**Problem statement:**
Say how many lines in the entries below mention "your", with no other words.

**Dataset entries:**

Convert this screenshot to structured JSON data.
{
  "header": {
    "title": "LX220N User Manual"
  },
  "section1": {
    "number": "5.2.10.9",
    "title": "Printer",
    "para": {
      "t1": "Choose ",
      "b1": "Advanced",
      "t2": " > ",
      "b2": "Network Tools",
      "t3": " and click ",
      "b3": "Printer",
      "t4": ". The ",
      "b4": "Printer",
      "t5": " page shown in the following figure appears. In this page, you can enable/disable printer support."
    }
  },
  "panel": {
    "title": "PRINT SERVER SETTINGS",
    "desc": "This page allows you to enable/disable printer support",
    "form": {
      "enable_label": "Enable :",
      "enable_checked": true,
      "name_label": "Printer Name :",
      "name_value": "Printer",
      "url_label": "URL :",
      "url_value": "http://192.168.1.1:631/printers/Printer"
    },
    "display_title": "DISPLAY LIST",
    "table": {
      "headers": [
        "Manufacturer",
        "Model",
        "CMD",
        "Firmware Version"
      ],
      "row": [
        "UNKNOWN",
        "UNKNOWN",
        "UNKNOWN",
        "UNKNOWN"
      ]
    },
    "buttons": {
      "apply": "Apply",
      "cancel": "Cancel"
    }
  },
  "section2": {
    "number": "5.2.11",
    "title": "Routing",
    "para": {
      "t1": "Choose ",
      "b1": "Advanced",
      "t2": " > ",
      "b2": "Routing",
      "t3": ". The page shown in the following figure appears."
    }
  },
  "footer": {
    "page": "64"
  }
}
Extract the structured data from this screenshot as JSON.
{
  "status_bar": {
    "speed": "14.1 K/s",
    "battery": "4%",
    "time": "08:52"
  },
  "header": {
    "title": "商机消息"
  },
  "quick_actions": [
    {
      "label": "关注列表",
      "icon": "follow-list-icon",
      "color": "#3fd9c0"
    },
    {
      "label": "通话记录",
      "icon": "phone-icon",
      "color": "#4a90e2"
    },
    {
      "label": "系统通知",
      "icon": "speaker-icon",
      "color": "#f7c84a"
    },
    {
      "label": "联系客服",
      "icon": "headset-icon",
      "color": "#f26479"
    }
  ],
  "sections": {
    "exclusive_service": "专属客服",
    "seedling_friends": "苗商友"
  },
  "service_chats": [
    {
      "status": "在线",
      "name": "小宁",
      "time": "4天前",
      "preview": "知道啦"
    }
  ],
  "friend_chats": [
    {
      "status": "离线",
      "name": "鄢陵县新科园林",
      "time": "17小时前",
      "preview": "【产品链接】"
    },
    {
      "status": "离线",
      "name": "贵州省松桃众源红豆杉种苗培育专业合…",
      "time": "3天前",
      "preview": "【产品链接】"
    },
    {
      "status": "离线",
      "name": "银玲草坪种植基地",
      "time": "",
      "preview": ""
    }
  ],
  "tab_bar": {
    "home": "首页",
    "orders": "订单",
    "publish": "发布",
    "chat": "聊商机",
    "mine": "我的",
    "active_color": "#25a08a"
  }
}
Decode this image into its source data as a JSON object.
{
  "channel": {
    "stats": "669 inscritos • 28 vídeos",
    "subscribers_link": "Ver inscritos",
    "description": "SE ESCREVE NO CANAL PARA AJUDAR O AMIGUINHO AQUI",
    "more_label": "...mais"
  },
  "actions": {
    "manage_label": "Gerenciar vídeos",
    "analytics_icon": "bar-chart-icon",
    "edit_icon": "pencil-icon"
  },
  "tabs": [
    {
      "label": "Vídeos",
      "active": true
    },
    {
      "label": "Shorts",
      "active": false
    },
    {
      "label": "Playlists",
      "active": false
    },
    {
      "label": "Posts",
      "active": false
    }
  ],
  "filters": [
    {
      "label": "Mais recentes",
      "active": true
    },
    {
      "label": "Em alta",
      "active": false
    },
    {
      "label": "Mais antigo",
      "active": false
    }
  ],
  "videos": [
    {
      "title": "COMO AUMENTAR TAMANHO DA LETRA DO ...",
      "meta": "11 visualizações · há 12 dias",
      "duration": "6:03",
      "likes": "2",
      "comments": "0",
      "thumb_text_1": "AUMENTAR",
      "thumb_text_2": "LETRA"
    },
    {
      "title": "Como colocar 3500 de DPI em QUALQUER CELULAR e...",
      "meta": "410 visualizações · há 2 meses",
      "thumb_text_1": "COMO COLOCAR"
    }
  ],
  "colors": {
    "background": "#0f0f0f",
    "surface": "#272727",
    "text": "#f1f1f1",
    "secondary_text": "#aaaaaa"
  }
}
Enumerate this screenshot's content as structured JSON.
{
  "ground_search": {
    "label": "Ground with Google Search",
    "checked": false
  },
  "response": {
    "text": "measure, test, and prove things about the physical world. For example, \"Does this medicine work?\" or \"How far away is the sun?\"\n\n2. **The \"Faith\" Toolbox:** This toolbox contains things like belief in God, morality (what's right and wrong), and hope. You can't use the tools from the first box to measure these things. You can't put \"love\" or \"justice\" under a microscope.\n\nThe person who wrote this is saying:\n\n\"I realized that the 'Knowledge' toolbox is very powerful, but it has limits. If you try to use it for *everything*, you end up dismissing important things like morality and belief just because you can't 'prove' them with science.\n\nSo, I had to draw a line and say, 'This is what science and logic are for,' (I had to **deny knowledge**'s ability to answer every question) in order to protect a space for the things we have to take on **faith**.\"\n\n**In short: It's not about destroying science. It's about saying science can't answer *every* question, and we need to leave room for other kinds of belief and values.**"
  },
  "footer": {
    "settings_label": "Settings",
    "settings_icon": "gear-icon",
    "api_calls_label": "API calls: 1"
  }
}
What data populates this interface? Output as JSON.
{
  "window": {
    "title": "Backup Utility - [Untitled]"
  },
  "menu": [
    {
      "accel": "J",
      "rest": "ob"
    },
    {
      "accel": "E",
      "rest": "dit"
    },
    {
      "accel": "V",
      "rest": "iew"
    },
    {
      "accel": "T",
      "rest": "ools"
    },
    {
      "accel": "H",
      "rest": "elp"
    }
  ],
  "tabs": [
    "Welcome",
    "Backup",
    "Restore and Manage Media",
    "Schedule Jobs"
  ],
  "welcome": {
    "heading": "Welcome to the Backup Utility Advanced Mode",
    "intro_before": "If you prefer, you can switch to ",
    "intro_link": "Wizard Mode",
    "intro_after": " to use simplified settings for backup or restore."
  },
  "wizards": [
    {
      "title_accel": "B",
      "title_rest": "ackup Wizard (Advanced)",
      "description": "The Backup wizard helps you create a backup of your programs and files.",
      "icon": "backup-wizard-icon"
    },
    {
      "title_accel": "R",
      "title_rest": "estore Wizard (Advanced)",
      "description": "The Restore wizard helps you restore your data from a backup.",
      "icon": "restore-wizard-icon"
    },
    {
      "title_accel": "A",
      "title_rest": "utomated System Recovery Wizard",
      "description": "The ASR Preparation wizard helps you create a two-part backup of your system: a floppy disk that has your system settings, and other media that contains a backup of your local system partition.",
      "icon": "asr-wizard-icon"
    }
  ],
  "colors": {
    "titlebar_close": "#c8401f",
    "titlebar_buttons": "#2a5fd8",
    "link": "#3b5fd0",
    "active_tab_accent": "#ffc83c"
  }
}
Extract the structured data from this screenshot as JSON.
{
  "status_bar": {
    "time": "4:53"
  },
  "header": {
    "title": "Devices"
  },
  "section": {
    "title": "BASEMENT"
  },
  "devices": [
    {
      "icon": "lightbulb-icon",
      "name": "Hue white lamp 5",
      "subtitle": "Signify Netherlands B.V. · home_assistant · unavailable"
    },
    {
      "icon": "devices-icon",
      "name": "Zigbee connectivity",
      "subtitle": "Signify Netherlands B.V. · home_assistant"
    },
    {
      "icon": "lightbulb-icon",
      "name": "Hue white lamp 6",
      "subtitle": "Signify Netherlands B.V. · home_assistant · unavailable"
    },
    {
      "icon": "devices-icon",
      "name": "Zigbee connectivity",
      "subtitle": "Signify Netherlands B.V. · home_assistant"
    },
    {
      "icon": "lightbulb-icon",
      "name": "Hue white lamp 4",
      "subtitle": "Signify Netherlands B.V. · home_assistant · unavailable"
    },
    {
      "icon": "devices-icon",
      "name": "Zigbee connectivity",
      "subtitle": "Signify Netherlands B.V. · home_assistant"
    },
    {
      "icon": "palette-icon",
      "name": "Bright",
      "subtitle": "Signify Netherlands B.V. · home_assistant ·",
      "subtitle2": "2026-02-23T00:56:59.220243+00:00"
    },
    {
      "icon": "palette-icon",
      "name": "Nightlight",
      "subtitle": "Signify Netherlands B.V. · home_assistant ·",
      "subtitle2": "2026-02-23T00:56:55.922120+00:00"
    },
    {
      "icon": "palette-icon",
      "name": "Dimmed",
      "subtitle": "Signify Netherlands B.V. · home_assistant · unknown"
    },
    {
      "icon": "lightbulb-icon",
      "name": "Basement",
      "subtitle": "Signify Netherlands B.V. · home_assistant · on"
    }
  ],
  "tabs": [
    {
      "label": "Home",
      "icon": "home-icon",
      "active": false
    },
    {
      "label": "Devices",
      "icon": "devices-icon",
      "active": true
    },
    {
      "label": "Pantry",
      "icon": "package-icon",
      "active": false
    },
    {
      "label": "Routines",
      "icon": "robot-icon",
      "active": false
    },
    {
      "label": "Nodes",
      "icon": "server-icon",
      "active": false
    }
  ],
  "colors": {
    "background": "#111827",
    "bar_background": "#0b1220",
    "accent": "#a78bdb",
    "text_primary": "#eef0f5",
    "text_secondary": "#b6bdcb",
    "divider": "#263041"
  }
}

**Reply to the task:**
3